So, in this case, why not ask these stakeholders directly to contribute of the report?
Why not formulate the main findings and recommendations report headings as questions and ask key stakeholders to collaboratively provide answers to them directly (as well as improving the questions)?
Some other advantages of this procedure:
- facilitates breaking down answers by type of respondent e.g. by gender
- allows a broad discussion between all respondents almost simultaneously, e.g. a youth leader can comment on what the programme director said
- allows respondents to quote and/or link to additional evidence which has not been covered so far
- allows respondents to flag up where evidence seems to be missing, i.e. where the evaluator can help with some focussed additional enquiries or analyses
- allows the evaluator to focus on issues which are obviously critical and/or controversial for contributors
- makes it easy to bring in subject experts to make additional targeted questions, comments and interpretation
- allows social network analysis of the responses (e.g. who responded to whom, positively and negatively; e.g. were some people more or less isolated)
- importantly, frees up some evaluator time to carry out a small number of more in-depth investigations where more objective data is really needed
- importantly, allows the evaluator to focus on contentious issues …
Disadvantages of Focus Doc?
- Low familiarity with web tools

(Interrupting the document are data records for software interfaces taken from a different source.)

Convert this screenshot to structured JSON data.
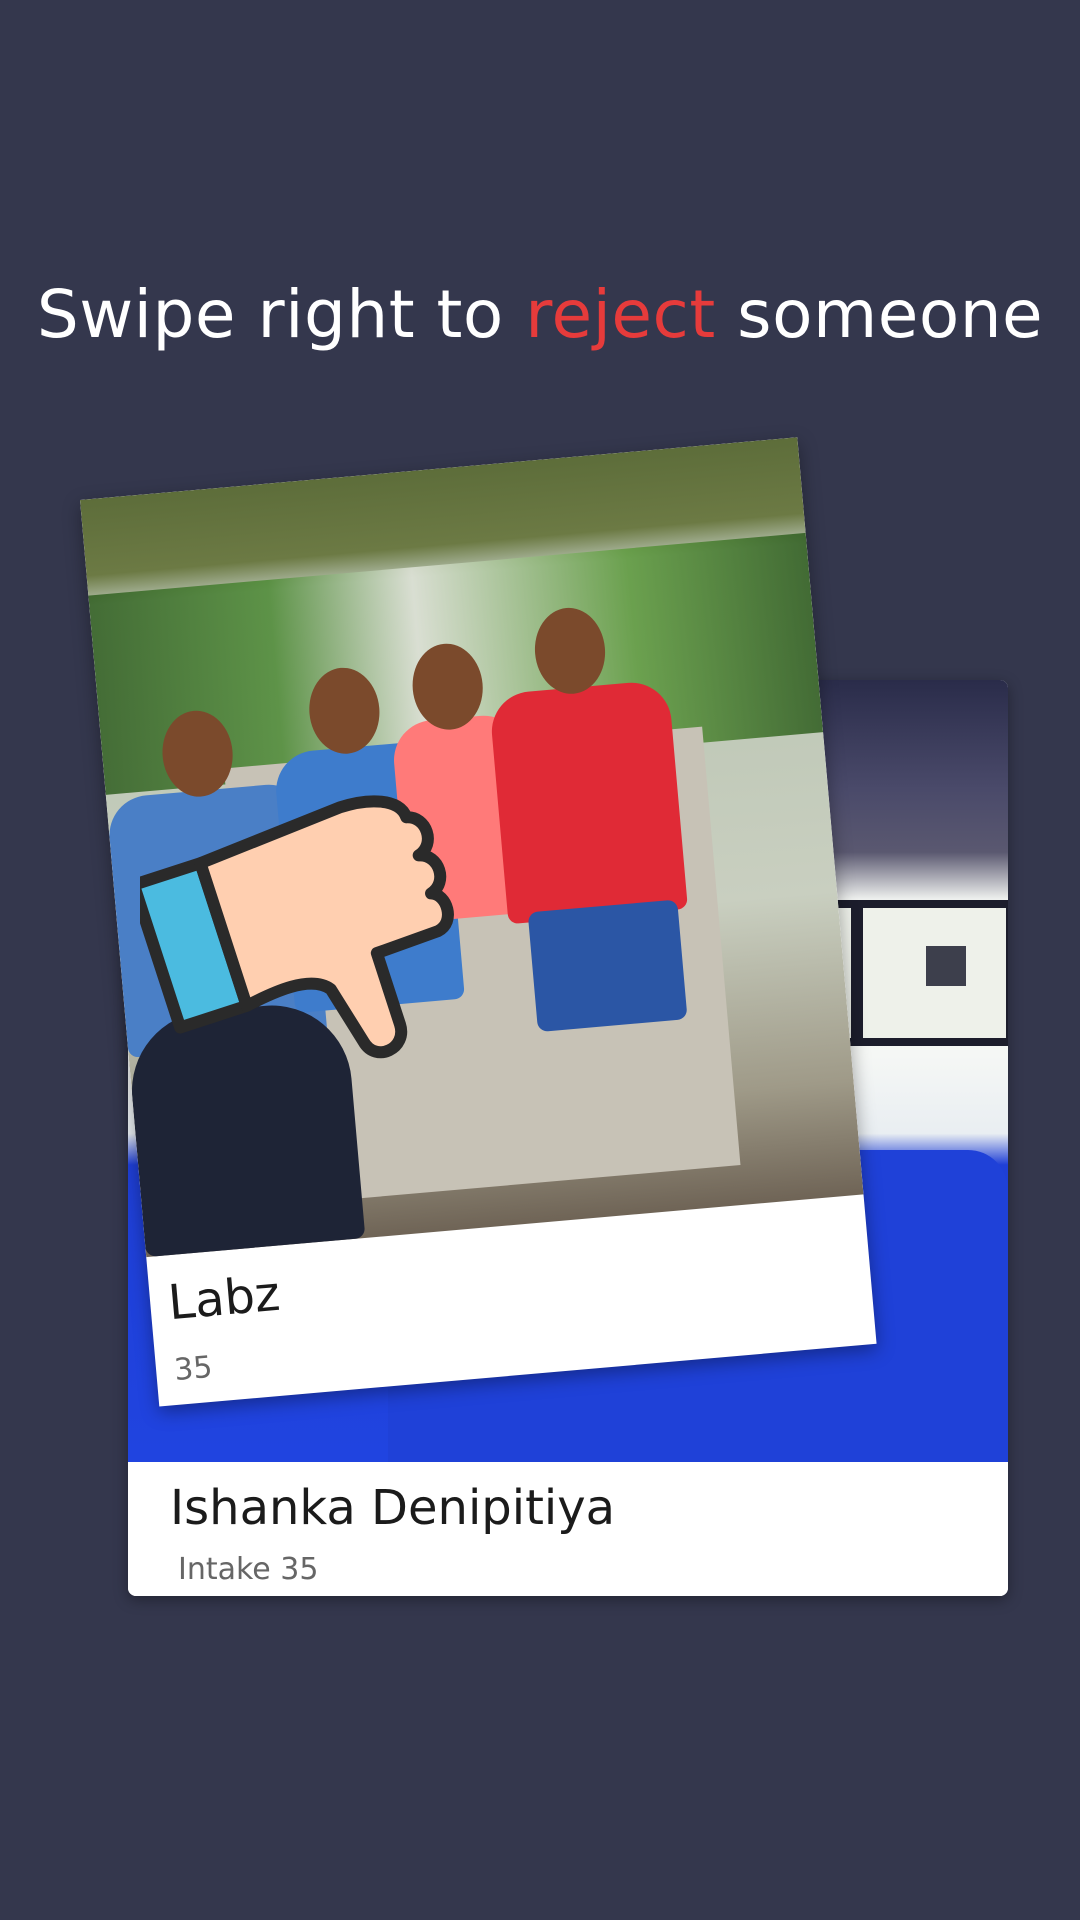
{
  "headline": {
    "part1": "Swipe right to ",
    "accent": "reject",
    "part2": " someone",
    "accent_color": "#e63b3b"
  },
  "cards": {
    "front": {
      "name": "Labz",
      "meta": "35"
    },
    "back": {
      "name": "Ishanka Denipitiya",
      "meta": "Intake 35"
    }
  },
  "icons": {
    "reject": "thumbs-down-icon"
  },
  "colors": {
    "background": "#34374d",
    "thumb_fill": "#ffcfb0",
    "thumb_cuff": "#4bbbe0"
  }
}
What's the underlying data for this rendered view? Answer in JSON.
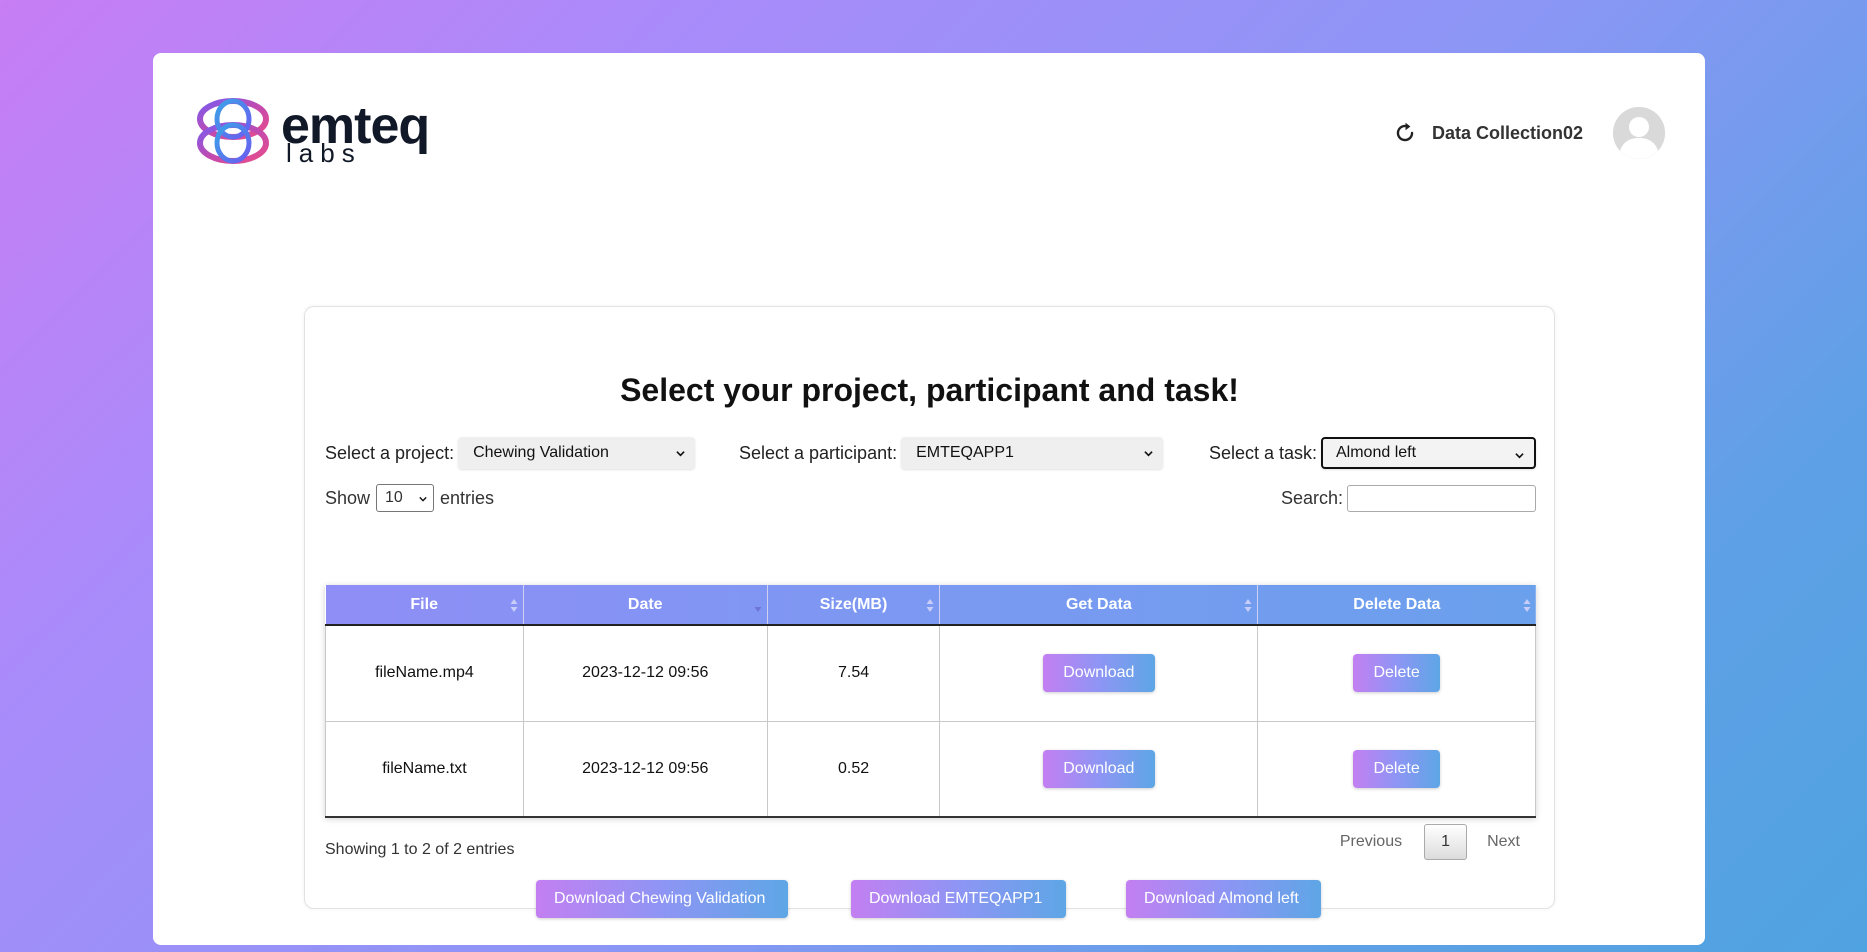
{
  "header": {
    "brand": {
      "name": "emteq",
      "sub": "labs"
    },
    "user_name": "Data Collection02"
  },
  "panel": {
    "title": "Select your project, participant and task!",
    "project": {
      "label": "Select a project:",
      "value": "Chewing Validation"
    },
    "participant": {
      "label": "Select a participant:",
      "value": "EMTEQAPP1"
    },
    "task": {
      "label": "Select a task:",
      "value": "Almond left"
    }
  },
  "table_controls": {
    "show_label": "Show",
    "page_length": "10",
    "entries_label": "entries",
    "search_label": "Search:",
    "search_value": ""
  },
  "table": {
    "columns": [
      "File",
      "Date",
      "Size(MB)",
      "Get Data",
      "Delete Data"
    ],
    "rows": [
      {
        "file": "fileName.mp4",
        "date": "2023-12-12 09:56",
        "size": "7.54",
        "get": "Download",
        "delete": "Delete"
      },
      {
        "file": "fileName.txt",
        "date": "2023-12-12 09:56",
        "size": "0.52",
        "get": "Download",
        "delete": "Delete"
      }
    ]
  },
  "footer": {
    "info": "Showing 1 to 2 of 2 entries",
    "previous": "Previous",
    "current_page": "1",
    "next": "Next"
  },
  "bulk_buttons": {
    "project": "Download Chewing Validation",
    "participant": "Download EMTEQAPP1",
    "task": "Download Almond left"
  },
  "colors": {
    "accent_start": "#c37ff2",
    "accent_end": "#5ea6e6"
  },
  "icons": {
    "refresh": "refresh-icon",
    "avatar": "user-avatar-icon",
    "sort": "sort-icon",
    "dropdown": "chevron-down-icon"
  }
}
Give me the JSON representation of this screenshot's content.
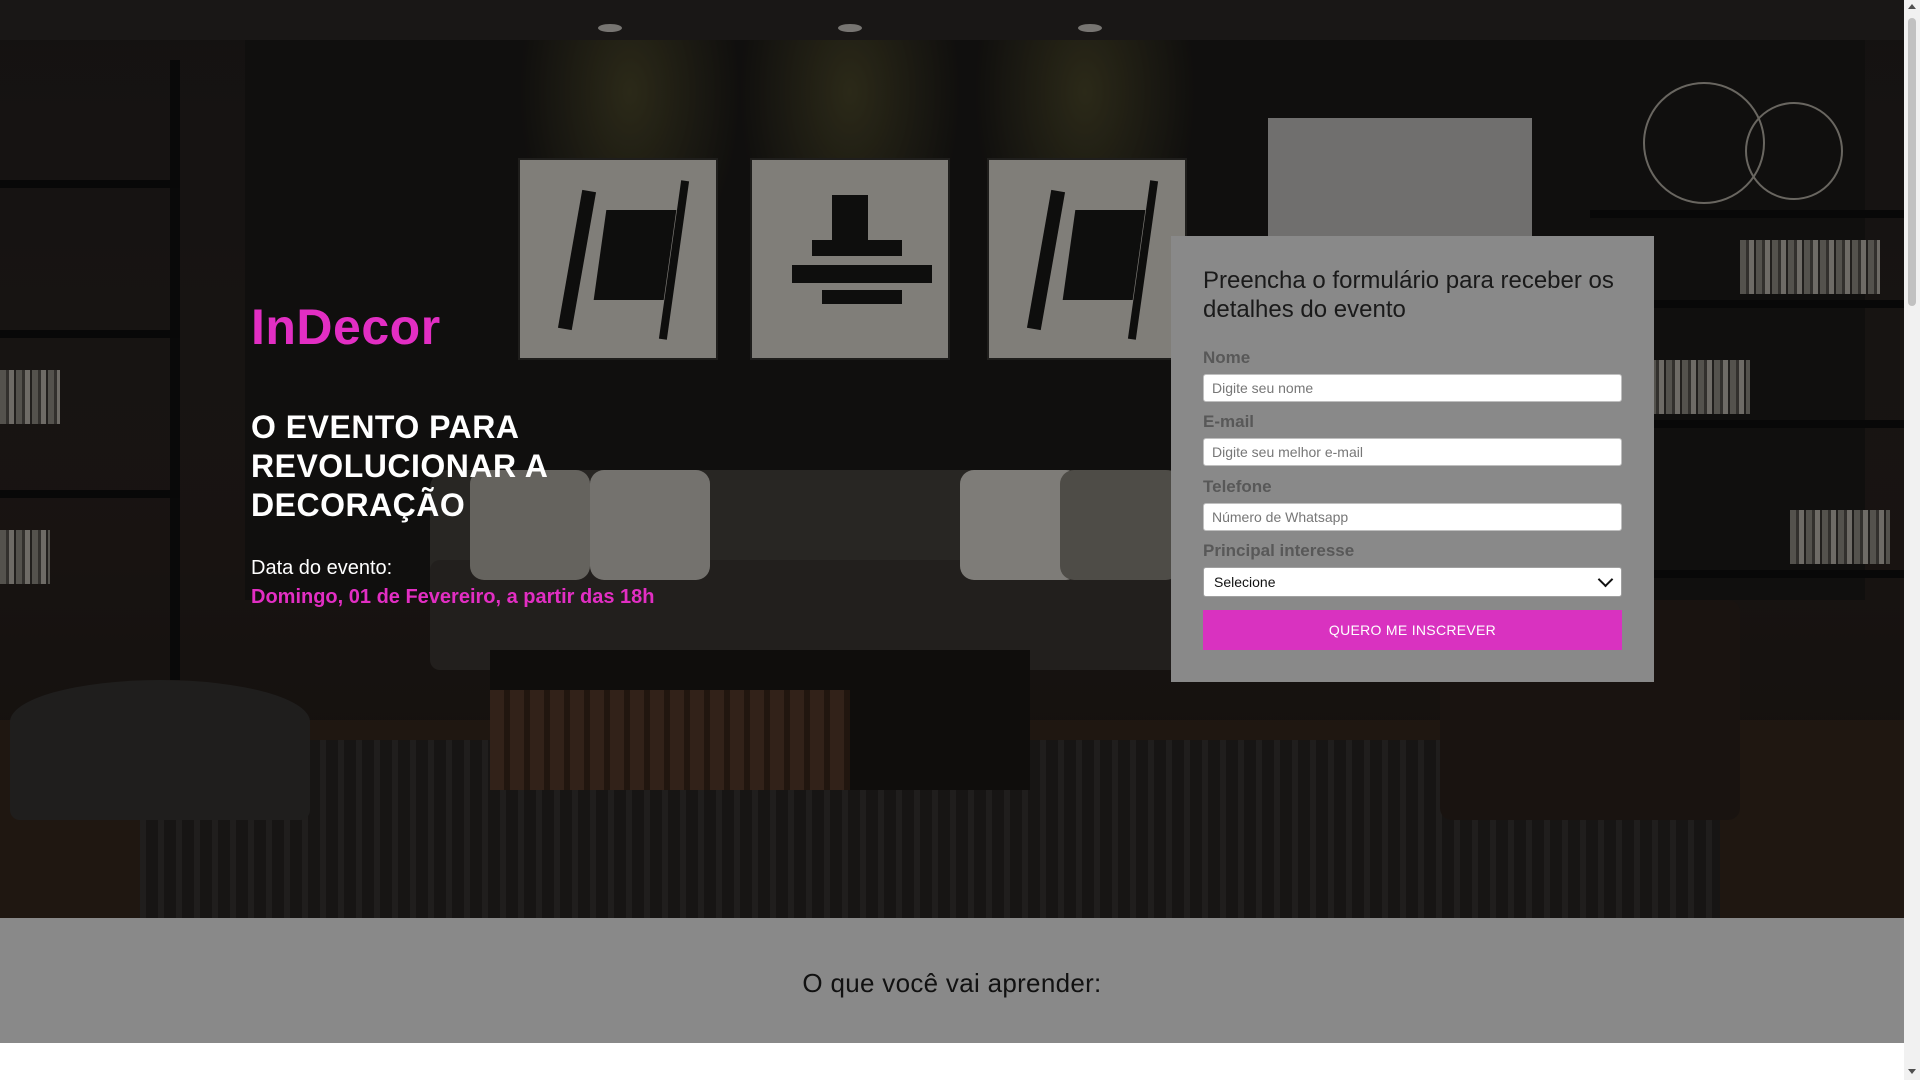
{
  "hero": {
    "brand": "InDecor",
    "headline": "O EVENTO PARA REVOLUCIONAR A DECORAÇÃO",
    "date_label": "Data do evento:",
    "date_value": "Domingo, 01 de Fevereiro, a partir das 18h"
  },
  "form": {
    "title": "Preencha o formulário para receber os detalhes do evento",
    "fields": {
      "name": {
        "label": "Nome",
        "placeholder": "Digite seu nome",
        "value": ""
      },
      "email": {
        "label": "E-mail",
        "placeholder": "Digite seu melhor e-mail",
        "value": ""
      },
      "phone": {
        "label": "Telefone",
        "placeholder": "Número de Whatsapp",
        "value": ""
      },
      "interest": {
        "label": "Principal interesse",
        "selected": "Selecione"
      }
    },
    "submit_label": "QUERO ME INSCREVER"
  },
  "learn": {
    "title": "O que você vai aprender:"
  },
  "colors": {
    "accent": "#e22ec3",
    "button": "#d932c0",
    "panel_gray": "#898989"
  },
  "icons": {
    "select_arrow": "chevron-down-icon",
    "scroll_up": "scroll-up-arrow-icon",
    "scroll_down": "scroll-down-arrow-icon"
  }
}
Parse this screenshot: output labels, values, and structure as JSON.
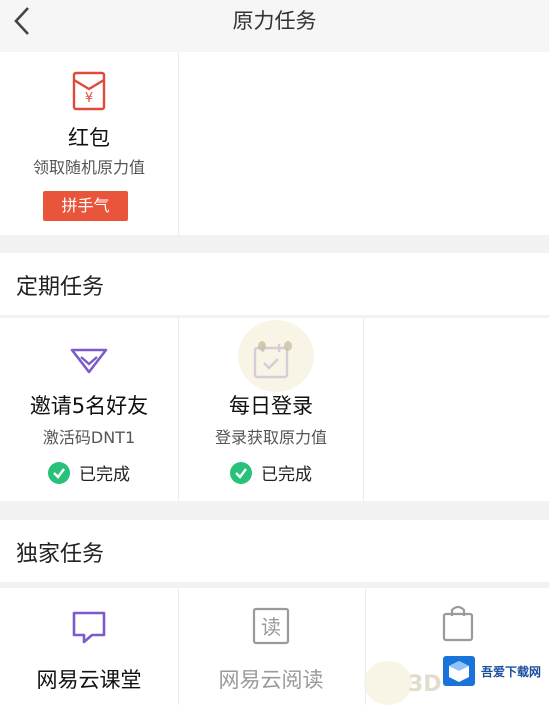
{
  "header": {
    "title": "原力任务"
  },
  "top_card": {
    "title": "红包",
    "subtitle": "领取随机原力值",
    "button_label": "拼手气"
  },
  "regular": {
    "section_title": "定期任务",
    "items": [
      {
        "title": "邀请5名好友",
        "subtitle": "激活码DNT1",
        "status": "已完成"
      },
      {
        "title": "每日登录",
        "subtitle": "登录获取原力值",
        "status": "已完成"
      }
    ]
  },
  "exclusive": {
    "section_title": "独家任务",
    "items": [
      {
        "title": "网易云课堂"
      },
      {
        "title": "网易云阅读"
      }
    ]
  },
  "watermark": {
    "badge_text": "吾爱下载网",
    "small_text": "3D"
  },
  "colors": {
    "accent_red": "#e8553a",
    "purple": "#7b5cc9",
    "success_green": "#28c17a"
  }
}
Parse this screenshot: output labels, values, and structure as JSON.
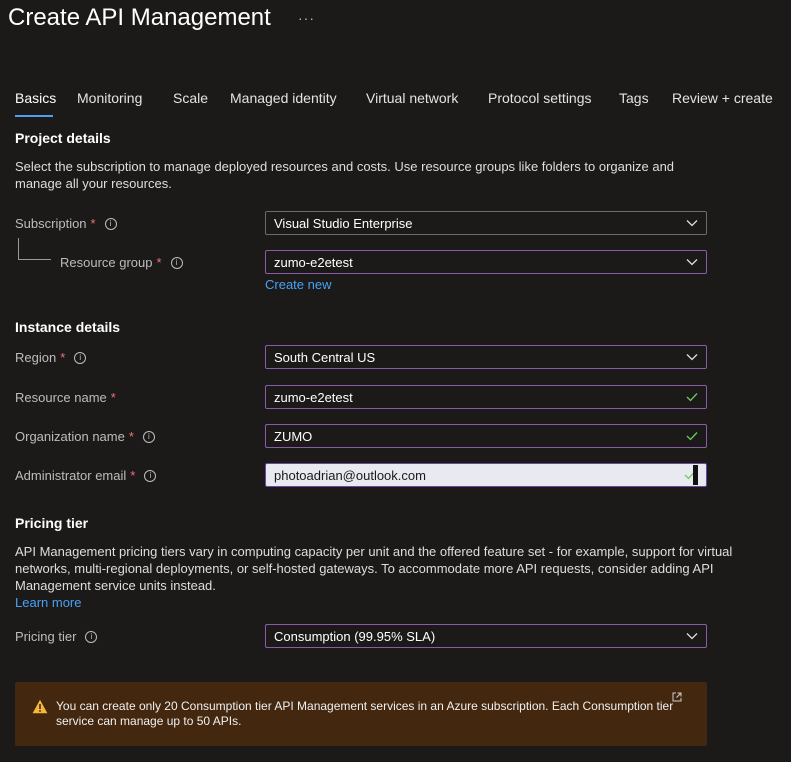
{
  "header": {
    "title": "Create API Management",
    "more_label": "···"
  },
  "tabs": [
    {
      "label": "Basics",
      "active": true
    },
    {
      "label": "Monitoring"
    },
    {
      "label": "Scale"
    },
    {
      "label": "Managed identity"
    },
    {
      "label": "Virtual network"
    },
    {
      "label": "Protocol settings"
    },
    {
      "label": "Tags"
    },
    {
      "label": "Review + create"
    }
  ],
  "project": {
    "title": "Project details",
    "description": "Select the subscription to manage deployed resources and costs. Use resource groups like folders to organize and manage all your resources.",
    "subscription": {
      "label": "Subscription",
      "value": "Visual Studio Enterprise"
    },
    "resource_group": {
      "label": "Resource group",
      "value": "zumo-e2etest",
      "create_new": "Create new"
    }
  },
  "instance": {
    "title": "Instance details",
    "region": {
      "label": "Region",
      "value": "South Central US"
    },
    "resource_name": {
      "label": "Resource name",
      "value": "zumo-e2etest"
    },
    "organization_name": {
      "label": "Organization name",
      "value": "ZUMO"
    },
    "admin_email": {
      "label": "Administrator email",
      "value": "photoadrian@outlook.com"
    }
  },
  "pricing": {
    "title": "Pricing tier",
    "description": "API Management pricing tiers vary in computing capacity per unit and the offered feature set - for example, support for virtual networks, multi-regional deployments, or self-hosted gateways. To accommodate more API requests, consider adding API Management service units instead.",
    "learn_more": "Learn more",
    "tier": {
      "label": "Pricing tier",
      "value": "Consumption (99.95% SLA)"
    }
  },
  "warning": {
    "text": "You can create only 20 Consumption tier API Management services in an Azure subscription. Each Consumption tier service can manage up to 50 APIs.",
    "icon": "warning-icon"
  },
  "required_mark": "*",
  "colors": {
    "accent": "#4aa0f5",
    "required": "#f1707b",
    "valid": "#6ccb5f",
    "warning_bg": "#43280f",
    "warning_icon": "#f7b43e"
  }
}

- Excludes people without (easy) access to internet
- Security/Privacy challenges
… backups, etc ….
The evaluator …
The evaluator’s role is similar to, but not quite the same as, that of evaluators in traditional evaluations.
… is irreplaceable!
The Focus Docs approach might seem to some to undermine the traditional (rather revered) role and status of the evaluator. But first and foremost, Focus Docs does require the more or less full-time involvement of an experienced evaluator.
to make judgements about the value and quality of execution of a declared intention such as a to initiate a social project
- to synthesise the answers
to specifically address the different ways in which contributors’ answers might not fully represent the truth. These issues arise in any evaluation.
Issues connected to lack of anonymity
- If the evaluator and evaluation commissioner configure the evaluation process so that contributors are not anonymous, i.e. they are “on the record”, issues can include
- conflict between different contributors
- fear of sanctions
- incompetence So in the case of a Focus Doc process in which anonymity is not allowed, the group of contributors can very easily see who made what comment.
In a traditional interview, it is easier to let the evaluator know at least that you feel uncomfortable about something ….
- limitations in knowledge/information
- lack of tools
- limitations in ability to synthesise complex evidence
Evaluator’s role: Ensuring participation
To be eligible for the prize(s), you have to make at least 20 contributions in the first two days.
Evaluator’s role: Ensuring equal contribution
After 2-3 days, I analyse the contribution rate to see if there are any subgroups e.g. men, or older people, or people located more remotely, who are responding proportionately less often. I can send round a general e-mail with this information, saying “do you want these groups to remain less represented?”
Evaluator’s role: Avoiding avoidance
There are always topics which some or all stakeholders would rather not talk about.
I can address these during individual talks with individuals and individual stakeholder groups as well as in the discussion on evalcrowd. On evalcrowd, I can address these themes ad-hoc but can also place them as questions:
- What themes are we not talking about?
- Are there some themes which some groups would rather not talk about?
- Are there some themes which some groups are particularly keen to talk about?
- Are there some groups which tend to get left out? Why?
- Are there particular reasons why some information might not come to light, e.g. where pay depends on performance? What rewards are there for representing the project in a good light, what sanctions are there for representing the project in a poor light?
Place for anonymous questions?